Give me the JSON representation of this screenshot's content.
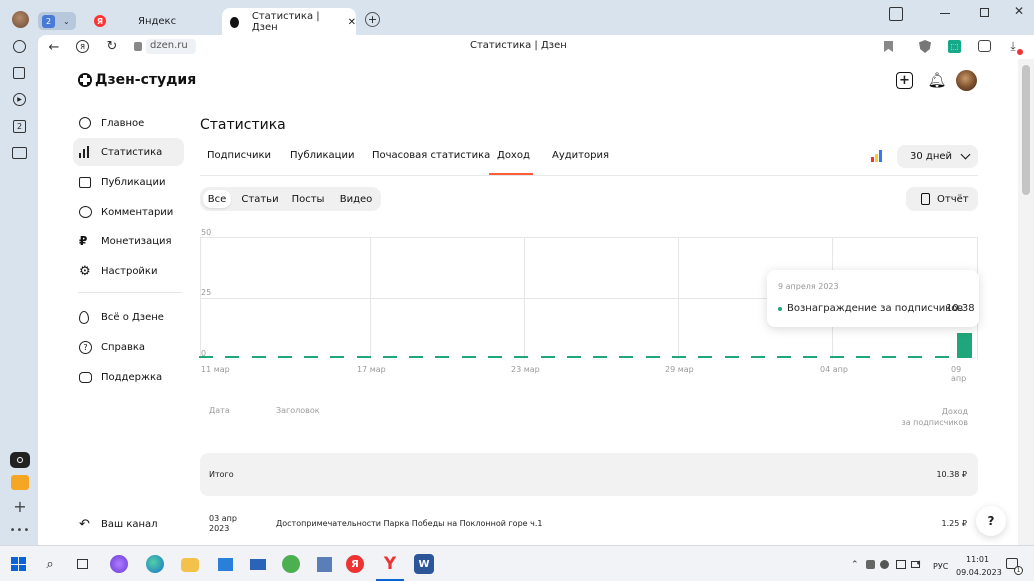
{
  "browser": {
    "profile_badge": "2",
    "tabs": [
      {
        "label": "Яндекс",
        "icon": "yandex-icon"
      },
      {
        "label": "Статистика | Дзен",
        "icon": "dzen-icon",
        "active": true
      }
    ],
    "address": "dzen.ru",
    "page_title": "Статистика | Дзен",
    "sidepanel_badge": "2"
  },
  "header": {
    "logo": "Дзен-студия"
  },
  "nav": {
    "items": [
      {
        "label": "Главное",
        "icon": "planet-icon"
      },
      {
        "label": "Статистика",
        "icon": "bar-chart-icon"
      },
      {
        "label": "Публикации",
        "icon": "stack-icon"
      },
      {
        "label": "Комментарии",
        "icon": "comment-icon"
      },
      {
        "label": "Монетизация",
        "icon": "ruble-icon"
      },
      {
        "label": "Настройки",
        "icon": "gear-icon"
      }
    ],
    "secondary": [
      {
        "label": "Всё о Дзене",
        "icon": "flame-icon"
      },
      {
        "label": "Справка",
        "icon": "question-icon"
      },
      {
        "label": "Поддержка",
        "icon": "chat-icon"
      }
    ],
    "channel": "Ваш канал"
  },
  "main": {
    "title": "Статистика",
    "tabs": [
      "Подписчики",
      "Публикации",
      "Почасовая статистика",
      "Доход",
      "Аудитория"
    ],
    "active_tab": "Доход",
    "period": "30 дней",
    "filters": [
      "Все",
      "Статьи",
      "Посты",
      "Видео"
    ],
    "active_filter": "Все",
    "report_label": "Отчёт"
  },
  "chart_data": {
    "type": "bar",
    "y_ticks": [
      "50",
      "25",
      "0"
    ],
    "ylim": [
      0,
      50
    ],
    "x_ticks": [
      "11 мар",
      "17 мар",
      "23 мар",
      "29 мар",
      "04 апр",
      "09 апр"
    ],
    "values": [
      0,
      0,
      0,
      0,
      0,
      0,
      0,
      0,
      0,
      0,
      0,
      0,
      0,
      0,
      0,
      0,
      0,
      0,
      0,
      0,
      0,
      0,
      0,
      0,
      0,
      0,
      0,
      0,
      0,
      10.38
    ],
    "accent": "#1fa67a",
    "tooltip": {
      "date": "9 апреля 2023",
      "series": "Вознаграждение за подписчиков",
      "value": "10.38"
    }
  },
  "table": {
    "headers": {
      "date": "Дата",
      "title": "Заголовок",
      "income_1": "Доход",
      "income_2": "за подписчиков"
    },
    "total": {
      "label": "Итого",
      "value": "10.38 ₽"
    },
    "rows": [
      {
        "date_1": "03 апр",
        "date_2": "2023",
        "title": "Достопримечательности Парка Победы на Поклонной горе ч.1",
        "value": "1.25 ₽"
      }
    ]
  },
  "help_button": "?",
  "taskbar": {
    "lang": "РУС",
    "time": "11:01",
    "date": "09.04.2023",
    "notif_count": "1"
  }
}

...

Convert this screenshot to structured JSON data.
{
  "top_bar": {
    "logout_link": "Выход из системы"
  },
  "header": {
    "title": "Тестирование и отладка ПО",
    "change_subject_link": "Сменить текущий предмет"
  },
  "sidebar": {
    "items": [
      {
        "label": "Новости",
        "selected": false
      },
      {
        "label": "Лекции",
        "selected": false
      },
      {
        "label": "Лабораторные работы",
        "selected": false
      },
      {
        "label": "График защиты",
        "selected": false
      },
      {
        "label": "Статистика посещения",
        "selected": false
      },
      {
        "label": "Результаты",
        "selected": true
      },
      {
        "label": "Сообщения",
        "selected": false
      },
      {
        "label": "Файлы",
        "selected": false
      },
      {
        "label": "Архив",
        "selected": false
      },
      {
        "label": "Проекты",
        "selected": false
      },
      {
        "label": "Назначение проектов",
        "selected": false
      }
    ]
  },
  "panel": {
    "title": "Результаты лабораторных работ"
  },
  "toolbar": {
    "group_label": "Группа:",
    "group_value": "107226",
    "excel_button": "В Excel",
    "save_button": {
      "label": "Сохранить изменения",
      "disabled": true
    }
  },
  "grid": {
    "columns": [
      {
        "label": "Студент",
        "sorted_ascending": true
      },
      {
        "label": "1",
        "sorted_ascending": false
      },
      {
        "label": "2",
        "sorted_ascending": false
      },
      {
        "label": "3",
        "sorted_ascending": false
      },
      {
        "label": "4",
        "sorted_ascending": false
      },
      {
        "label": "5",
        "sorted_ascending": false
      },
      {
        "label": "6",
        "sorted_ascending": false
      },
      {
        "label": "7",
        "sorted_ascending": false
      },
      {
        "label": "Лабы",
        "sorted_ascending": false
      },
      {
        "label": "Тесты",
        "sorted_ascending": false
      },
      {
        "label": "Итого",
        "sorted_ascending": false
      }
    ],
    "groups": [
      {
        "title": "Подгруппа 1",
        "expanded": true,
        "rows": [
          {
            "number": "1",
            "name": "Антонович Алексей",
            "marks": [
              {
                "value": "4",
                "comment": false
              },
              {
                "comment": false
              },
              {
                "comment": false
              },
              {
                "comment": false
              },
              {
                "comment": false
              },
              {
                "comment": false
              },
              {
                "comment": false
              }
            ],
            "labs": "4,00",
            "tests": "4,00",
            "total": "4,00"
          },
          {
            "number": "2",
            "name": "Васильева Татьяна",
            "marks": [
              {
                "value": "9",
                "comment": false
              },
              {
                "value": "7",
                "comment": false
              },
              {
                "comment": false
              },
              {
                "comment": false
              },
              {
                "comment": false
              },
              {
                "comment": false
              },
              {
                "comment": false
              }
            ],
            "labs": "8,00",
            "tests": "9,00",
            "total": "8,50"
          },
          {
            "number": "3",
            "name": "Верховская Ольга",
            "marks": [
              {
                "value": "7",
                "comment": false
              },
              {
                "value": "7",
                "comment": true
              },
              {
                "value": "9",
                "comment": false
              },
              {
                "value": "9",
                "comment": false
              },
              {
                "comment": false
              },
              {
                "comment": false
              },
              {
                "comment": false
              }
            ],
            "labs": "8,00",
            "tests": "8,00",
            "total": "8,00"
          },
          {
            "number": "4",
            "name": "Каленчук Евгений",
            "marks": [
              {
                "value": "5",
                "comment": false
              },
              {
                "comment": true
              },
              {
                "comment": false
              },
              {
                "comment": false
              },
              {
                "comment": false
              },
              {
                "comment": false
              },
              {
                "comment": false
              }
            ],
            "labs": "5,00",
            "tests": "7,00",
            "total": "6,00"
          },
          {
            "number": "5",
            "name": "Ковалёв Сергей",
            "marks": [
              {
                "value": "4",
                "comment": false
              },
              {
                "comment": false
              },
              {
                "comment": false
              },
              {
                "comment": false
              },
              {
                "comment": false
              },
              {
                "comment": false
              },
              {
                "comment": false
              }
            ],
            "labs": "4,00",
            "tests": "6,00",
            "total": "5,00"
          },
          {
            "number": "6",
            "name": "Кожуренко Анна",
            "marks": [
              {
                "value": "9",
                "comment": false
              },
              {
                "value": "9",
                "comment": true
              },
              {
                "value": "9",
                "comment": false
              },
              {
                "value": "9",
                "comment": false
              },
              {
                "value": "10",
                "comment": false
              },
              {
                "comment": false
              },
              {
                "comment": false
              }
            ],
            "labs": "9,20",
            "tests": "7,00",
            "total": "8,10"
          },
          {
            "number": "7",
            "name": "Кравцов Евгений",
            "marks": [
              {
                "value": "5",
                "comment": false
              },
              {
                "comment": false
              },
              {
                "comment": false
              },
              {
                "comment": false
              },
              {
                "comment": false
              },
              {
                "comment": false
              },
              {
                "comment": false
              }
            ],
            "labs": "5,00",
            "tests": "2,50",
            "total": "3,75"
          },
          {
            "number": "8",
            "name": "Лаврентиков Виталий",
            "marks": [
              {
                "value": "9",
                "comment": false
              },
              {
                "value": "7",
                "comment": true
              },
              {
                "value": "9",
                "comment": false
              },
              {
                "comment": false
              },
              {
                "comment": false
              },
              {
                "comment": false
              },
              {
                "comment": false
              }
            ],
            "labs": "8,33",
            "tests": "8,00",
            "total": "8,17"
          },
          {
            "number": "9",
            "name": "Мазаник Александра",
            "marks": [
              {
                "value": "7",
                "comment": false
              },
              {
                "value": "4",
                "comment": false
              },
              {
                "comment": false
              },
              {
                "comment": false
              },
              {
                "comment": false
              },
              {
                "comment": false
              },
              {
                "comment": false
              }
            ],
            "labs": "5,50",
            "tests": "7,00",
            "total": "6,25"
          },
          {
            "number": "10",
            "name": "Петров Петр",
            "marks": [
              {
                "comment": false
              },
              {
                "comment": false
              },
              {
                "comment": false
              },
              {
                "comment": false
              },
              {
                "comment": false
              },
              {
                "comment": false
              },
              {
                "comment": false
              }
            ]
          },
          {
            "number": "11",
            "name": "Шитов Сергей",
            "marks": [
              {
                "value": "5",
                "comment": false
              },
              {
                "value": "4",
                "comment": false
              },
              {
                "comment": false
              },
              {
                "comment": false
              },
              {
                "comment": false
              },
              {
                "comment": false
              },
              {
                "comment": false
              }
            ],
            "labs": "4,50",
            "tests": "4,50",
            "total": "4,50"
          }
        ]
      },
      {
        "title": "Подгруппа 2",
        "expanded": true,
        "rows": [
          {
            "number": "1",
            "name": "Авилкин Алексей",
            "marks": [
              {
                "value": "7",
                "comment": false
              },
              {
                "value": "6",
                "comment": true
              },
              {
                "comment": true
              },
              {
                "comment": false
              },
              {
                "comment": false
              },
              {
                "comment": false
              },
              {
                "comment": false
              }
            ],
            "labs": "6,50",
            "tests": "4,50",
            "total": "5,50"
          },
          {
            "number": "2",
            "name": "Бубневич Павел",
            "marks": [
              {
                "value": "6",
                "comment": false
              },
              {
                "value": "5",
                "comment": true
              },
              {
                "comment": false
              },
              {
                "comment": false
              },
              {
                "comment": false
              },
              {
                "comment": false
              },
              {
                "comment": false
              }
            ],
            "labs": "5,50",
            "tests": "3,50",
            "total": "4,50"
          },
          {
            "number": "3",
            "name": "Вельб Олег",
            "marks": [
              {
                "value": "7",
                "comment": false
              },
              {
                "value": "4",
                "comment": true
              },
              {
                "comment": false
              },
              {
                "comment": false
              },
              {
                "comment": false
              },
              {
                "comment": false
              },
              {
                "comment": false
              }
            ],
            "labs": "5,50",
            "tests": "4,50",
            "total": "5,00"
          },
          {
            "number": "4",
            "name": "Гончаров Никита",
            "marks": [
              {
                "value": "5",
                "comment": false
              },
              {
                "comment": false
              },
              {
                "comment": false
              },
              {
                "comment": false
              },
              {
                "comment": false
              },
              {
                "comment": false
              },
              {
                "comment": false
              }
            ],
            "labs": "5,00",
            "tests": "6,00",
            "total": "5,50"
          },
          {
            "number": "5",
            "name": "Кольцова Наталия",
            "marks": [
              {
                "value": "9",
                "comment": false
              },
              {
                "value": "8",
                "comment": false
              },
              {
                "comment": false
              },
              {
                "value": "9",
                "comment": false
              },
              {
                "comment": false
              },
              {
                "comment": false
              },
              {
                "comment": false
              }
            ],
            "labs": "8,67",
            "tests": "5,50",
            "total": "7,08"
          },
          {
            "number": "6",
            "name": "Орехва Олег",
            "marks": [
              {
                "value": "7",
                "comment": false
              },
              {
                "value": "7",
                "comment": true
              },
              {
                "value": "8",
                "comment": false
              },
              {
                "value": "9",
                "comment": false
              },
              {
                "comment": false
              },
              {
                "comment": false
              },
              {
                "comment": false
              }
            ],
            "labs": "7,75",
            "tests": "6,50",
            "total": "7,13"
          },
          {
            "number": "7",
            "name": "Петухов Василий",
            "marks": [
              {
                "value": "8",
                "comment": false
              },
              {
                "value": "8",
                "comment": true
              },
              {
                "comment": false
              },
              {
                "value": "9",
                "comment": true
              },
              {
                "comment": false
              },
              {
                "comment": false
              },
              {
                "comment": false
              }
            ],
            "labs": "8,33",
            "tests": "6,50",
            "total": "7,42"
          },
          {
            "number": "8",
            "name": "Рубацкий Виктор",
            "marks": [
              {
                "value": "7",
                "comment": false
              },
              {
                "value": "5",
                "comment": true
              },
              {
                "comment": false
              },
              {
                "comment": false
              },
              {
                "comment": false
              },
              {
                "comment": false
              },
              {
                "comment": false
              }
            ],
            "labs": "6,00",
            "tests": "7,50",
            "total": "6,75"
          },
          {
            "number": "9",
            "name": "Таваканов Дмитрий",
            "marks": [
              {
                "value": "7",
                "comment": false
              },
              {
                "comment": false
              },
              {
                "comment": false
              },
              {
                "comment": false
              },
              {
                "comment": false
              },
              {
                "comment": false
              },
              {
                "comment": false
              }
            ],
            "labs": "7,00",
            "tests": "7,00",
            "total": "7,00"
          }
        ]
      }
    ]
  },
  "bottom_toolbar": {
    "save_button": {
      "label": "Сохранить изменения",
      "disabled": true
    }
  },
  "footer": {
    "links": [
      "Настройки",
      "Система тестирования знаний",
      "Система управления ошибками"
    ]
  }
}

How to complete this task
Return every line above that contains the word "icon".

Solution below
        "icon": "yandex-icon"
        "icon": "dzen-icon",
        "icon": "planet-icon"
        "icon": "bar-chart-icon"
        "icon": "stack-icon"
        "icon": "comment-icon"
        "icon": "ruble-icon"
        "icon": "gear-icon"
        "icon": "flame-icon"
        "icon": "question-icon"
        "icon": "chat-icon"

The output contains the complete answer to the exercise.